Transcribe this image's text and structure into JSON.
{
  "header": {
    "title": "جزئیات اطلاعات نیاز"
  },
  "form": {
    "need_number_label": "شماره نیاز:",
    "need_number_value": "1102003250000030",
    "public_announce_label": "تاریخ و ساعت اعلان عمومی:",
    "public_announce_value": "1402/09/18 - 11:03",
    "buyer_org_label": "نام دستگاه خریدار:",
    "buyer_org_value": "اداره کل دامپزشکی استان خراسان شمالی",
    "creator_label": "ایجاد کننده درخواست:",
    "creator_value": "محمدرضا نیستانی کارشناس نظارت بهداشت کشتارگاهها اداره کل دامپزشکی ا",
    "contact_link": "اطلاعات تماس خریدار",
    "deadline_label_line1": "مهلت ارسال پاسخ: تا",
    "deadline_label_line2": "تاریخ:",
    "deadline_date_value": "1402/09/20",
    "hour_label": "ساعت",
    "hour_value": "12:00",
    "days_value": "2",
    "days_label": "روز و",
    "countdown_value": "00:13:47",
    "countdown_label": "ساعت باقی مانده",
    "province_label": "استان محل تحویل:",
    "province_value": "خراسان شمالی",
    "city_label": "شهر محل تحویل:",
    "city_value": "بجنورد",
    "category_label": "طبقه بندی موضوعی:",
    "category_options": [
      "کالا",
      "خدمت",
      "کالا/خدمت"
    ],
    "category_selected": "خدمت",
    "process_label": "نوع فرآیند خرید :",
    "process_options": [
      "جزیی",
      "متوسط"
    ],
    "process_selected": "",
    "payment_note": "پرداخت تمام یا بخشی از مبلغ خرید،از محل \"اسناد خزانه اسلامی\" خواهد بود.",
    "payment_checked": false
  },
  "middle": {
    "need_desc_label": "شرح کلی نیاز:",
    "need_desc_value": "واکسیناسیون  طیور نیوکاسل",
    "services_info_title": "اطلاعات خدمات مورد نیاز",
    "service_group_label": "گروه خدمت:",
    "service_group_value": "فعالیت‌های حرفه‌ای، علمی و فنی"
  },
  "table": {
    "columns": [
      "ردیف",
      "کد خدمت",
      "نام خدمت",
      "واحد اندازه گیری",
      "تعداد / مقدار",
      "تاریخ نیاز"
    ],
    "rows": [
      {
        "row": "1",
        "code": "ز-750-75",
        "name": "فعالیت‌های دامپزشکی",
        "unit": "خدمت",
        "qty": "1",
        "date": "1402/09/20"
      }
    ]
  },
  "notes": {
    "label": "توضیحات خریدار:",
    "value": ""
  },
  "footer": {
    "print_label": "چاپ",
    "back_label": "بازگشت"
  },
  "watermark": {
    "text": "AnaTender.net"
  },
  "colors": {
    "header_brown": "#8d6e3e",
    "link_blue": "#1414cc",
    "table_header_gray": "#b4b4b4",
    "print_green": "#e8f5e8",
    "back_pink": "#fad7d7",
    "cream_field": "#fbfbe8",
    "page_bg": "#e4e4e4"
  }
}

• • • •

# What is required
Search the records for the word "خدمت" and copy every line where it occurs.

# Reply to the task
      "خدمت",
      "کالا/خدمت"
    "category_selected": "خدمت",
    "service_group_label": "گروه خدمت:",
      "کد خدمت",
      "نام خدمت",
        "unit": "خدمت",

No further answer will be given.